The bar is totally filled with crap, glasses, wine bottles waiting to be stored, etc… yaani a mess. “Pardon, feek t’zeeh el ghrad hatta shouf el sunset?”

“Merci, kteer!” 🙂

Finally the server comes. I said, first please a small bottle of water and a Pelegrino… disappears, comes back with menus…. bas ma fi Pelegrino…. tayyeb ‘indak Perrier?? dawwit el lamba! Yes! OK bring me Perrier, law samaht.

Z had a Vodka with fresh Watermelon (refreshing bas no garnish… garnish is nice, no?). I got my Campari (Soda on the side, akeed)… wait, that’s… Tonic? “please baddi Soda”… and why in Bob’s name is my Campari in a short glass? Lemon slice? (did I mention garnish?) Barman, its a simple Campari Soda… So, who did you say trained you again?

Too bad. The place could have potential. I MAY give it one more chance but I’ll have to be in a real good mood to tolerate their lack of professionalism.

All I’m asking for is good service to go along with the nice ambiance.

Life’s too short. You only remember living it once. So live it! I say, bring it on!


Winter, Spring, Summer, and Fall…

May 21, 2010

… that’s right, last night it was the Four Seasons with M.  We went straight to The Bar/Lounge on the 2nd floor. One section overlooks the land fill in Solidere (that’s supposed to be The Lounge) and the other part is a red bordello’ish area (The Bar). We sat in the part with the view.

Apéritif was a flute of Moët et Chandon Brut for M and a Negroni for me (Gin, Campari & Sweet Vermouth)… basic and served with smoked almonds, cheesy cashews, and dried fruit (cranberries, apricots, and strawberries). The bar menu had a couple fun sounding items: Shrimp Knefeh (a little oily, but a nice touch of mint in there) and a Sumac Tuna man’oushé (didnt try). Speaking of menu, the waiter kept insisting on taking the menu back and I really like to take time going through my menus…. so I couldn’t help but torment the poor guy 😉 In the end I got my menus from another server… he almost had a conniption. Ma badda hal ad!
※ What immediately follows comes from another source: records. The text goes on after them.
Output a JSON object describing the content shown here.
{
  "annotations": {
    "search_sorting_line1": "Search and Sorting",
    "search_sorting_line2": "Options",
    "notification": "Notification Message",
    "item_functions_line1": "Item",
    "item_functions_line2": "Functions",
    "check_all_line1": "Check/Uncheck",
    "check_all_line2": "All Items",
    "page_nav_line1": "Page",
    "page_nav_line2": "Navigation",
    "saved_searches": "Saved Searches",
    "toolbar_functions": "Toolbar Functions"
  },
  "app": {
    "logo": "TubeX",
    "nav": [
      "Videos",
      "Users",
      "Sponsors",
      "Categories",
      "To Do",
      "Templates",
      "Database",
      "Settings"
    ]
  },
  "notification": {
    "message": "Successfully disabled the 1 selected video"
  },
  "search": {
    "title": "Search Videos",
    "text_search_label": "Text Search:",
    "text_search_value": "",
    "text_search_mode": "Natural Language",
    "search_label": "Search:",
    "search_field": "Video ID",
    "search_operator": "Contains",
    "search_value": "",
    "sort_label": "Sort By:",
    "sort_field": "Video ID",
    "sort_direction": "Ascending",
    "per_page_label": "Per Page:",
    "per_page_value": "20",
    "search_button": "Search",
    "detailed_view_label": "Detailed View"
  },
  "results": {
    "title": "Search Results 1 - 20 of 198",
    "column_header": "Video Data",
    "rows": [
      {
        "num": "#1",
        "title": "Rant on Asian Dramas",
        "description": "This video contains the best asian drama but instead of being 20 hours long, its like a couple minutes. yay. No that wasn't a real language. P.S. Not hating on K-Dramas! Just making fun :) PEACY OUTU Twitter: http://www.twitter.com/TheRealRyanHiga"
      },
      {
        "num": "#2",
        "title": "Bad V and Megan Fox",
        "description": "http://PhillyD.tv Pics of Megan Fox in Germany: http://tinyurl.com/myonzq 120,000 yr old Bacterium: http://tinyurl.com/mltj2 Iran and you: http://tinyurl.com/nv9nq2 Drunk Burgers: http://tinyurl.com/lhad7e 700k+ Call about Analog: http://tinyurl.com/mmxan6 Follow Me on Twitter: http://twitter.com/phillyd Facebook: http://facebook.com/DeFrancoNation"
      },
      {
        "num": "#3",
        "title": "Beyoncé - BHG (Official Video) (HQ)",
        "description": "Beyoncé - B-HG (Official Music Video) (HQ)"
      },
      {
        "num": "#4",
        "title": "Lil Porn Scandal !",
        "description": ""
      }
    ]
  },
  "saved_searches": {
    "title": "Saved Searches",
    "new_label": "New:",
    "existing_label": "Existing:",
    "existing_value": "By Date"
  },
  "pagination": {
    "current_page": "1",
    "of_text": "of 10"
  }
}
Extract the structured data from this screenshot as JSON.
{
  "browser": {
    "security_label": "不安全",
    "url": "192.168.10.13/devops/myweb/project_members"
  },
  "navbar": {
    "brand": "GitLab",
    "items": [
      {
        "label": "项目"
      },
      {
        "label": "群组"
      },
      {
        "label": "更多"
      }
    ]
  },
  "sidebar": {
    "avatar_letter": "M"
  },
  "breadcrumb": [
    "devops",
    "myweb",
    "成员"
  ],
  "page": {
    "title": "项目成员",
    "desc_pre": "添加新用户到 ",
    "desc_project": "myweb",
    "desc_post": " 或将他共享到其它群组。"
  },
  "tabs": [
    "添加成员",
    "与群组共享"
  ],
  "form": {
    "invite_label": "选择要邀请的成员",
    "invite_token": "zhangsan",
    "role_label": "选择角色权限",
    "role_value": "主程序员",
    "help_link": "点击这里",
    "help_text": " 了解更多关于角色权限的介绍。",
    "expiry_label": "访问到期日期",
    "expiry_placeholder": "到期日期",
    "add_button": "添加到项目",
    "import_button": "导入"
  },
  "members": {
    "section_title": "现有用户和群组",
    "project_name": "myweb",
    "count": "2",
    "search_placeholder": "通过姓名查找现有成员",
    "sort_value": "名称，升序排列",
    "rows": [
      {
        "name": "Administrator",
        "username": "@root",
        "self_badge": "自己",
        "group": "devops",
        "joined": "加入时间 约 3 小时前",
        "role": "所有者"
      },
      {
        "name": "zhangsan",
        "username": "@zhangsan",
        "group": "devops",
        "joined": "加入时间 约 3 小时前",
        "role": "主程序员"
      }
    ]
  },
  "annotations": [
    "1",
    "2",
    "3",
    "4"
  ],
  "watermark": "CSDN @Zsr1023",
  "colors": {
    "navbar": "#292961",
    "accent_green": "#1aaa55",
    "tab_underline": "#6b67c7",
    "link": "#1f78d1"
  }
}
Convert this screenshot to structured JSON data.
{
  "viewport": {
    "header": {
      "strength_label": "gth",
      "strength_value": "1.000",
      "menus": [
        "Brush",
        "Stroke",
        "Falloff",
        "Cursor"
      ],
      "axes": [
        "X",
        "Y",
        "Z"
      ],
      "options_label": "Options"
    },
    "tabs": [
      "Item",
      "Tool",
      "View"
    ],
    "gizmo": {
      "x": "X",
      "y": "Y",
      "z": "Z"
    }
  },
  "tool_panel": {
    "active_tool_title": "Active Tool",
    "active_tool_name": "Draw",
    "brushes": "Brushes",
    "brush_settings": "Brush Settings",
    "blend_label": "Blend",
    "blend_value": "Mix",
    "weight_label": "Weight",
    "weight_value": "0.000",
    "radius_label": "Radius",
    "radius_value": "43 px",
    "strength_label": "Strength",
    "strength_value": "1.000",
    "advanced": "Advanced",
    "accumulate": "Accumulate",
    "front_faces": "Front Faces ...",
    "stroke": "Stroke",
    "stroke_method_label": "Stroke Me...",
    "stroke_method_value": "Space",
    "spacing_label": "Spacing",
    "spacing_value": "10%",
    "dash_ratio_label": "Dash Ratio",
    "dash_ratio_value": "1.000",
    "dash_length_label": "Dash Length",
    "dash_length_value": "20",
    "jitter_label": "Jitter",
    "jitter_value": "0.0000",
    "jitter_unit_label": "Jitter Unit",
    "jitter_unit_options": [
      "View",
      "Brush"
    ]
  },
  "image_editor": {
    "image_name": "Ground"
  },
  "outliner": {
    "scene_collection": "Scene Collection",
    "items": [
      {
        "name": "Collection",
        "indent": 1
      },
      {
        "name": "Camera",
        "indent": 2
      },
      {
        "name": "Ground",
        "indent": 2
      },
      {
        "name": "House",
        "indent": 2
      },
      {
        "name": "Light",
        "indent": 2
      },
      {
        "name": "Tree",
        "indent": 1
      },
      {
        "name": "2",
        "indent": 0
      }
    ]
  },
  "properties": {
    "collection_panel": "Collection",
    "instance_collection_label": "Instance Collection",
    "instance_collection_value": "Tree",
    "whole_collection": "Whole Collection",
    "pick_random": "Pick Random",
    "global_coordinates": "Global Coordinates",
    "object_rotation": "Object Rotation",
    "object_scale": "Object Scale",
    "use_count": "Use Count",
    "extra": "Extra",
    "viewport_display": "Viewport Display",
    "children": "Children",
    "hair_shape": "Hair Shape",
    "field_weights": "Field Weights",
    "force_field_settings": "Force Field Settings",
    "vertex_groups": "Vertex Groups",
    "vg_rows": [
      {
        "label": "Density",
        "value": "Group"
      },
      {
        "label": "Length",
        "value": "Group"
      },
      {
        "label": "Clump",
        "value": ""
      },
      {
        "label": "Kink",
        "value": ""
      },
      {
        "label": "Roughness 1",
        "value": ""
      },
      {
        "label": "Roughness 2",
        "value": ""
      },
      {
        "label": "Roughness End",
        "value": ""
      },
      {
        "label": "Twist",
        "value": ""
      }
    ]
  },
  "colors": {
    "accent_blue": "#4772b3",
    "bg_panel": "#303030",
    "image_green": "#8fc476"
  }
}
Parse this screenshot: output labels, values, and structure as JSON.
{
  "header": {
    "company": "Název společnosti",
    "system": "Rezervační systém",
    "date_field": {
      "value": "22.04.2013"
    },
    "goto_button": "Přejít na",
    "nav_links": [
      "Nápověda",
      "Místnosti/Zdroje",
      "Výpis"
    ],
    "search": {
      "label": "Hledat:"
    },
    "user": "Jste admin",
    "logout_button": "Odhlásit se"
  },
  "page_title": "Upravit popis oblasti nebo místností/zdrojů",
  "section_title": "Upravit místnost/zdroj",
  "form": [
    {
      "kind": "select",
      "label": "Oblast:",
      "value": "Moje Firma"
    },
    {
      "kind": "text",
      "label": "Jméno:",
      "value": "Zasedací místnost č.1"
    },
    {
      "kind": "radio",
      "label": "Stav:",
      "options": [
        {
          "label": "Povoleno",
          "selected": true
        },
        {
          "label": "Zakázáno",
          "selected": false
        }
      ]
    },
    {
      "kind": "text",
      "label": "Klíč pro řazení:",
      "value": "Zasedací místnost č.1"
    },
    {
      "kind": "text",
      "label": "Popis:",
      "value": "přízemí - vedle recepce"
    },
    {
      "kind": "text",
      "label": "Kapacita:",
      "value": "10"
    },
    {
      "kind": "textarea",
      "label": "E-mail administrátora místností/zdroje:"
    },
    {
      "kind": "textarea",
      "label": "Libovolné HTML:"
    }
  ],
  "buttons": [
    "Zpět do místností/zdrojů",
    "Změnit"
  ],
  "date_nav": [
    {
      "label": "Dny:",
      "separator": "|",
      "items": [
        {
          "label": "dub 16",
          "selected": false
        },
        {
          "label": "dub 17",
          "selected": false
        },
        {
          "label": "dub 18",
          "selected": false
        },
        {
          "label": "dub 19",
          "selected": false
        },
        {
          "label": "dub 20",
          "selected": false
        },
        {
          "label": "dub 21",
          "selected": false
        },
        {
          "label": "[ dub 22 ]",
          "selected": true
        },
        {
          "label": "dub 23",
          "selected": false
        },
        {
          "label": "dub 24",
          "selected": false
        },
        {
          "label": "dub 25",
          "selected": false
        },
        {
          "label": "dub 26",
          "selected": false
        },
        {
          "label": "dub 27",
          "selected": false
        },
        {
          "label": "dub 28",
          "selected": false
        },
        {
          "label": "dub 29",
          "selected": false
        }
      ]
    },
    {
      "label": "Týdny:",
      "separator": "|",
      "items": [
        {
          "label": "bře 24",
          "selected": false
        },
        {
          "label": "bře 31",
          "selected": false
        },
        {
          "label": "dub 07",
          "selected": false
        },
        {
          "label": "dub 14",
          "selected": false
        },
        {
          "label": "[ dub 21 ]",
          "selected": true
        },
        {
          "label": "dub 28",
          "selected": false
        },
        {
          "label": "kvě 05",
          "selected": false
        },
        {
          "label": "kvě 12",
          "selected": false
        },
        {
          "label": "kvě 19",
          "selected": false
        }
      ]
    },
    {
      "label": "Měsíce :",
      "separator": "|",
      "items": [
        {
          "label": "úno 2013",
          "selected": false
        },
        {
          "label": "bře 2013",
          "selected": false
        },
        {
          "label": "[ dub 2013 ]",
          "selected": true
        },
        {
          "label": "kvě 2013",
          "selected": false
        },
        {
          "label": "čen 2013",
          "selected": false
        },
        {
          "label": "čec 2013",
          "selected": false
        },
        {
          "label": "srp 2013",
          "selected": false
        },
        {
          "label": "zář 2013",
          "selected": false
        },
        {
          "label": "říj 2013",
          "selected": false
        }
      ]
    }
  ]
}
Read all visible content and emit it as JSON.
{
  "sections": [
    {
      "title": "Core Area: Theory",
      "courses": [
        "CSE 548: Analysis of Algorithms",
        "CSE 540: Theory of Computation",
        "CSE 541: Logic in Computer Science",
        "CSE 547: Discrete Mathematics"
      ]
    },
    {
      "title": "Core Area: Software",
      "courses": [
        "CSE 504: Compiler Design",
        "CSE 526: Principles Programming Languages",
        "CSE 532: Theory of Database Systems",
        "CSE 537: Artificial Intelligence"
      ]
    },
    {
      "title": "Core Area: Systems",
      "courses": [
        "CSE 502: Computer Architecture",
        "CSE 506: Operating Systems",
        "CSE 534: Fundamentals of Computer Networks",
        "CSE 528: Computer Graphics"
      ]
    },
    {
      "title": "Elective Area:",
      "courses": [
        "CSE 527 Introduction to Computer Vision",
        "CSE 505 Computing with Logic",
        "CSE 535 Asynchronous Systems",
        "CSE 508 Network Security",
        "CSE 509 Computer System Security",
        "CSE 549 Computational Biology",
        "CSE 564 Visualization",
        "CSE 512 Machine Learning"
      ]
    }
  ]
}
We ordered a bottle of 2007 Sancerre “Les Romains” (light, fresh and crisp – you can get it at Aziz), served with a bowl of parmesan cheese cubes – a pleasant surprise! We had that with our Club Sandwiches…. What?! Club Sandwiches? Well… their Lounge menu was (yawn) booooring. I mean, if I had a room and wanted room service I could live with it, but puhleez just a bit of creativity here…  I mean, the usual continental menu you can get at any regular hotel?!!  Hmmm, shoo… Stormy Weather? tsk tsk!

As expected, it was overpriced, by hey, it IS the Four Seasons after all. Thanks M for treating me – the company was great!

Now, just to be fair, I will check out their other restaurants (one day) and keep y’all posted.